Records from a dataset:

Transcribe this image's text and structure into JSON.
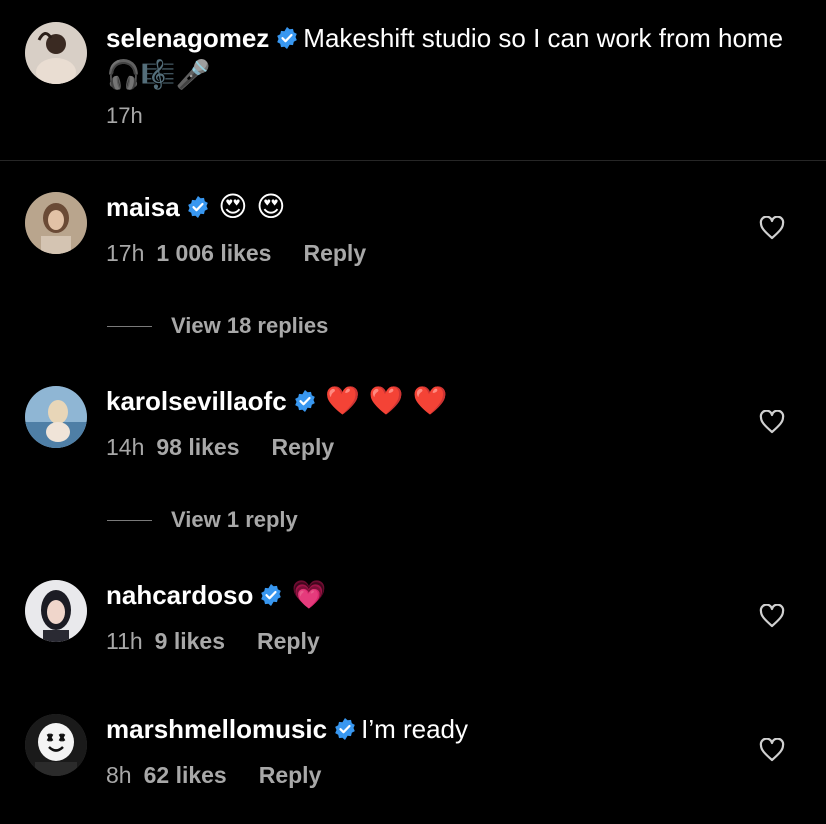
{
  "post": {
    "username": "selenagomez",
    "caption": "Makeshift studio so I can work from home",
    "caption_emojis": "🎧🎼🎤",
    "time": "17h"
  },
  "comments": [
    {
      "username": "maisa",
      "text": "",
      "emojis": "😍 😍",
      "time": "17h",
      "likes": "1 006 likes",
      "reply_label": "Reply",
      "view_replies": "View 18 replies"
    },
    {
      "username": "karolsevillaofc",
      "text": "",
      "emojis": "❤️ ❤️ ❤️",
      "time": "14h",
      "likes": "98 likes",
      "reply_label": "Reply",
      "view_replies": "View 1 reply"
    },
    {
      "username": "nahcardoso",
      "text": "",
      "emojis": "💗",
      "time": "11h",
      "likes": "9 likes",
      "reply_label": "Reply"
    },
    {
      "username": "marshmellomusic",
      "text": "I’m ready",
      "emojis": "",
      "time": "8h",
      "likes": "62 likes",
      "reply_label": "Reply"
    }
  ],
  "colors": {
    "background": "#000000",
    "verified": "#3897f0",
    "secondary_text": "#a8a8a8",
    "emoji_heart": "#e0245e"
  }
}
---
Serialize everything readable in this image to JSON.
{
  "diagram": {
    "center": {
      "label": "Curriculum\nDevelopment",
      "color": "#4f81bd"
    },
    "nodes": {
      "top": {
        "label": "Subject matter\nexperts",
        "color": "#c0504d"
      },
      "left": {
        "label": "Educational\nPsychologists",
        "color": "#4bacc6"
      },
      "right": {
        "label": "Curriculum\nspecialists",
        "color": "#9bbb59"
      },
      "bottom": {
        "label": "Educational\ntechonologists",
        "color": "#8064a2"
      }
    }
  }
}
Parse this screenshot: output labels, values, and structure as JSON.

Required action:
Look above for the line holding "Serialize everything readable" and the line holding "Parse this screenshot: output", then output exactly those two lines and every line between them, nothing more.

Exercise answer:
Serialize everything readable in this image to JSON.
{
  "diagram": {
    "center": {
      "label": "Curriculum\nDevelopment",
      "color": "#4f81bd"
    },
    "nodes": {
      "top": {
        "label": "Subject matter\nexperts",
        "color": "#c0504d"
      },
      "left": {
        "label": "Educational\nPsychologists",
        "color": "#4bacc6"
      },
      "right": {
        "label": "Curriculum\nspecialists",
        "color": "#9bbb59"
      },
      "bottom": {
        "label": "Educational\ntechonologists",
        "color": "#8064a2"
      }
    }
  }
}
Parse this screenshot: output labels, values, and structure as JSON.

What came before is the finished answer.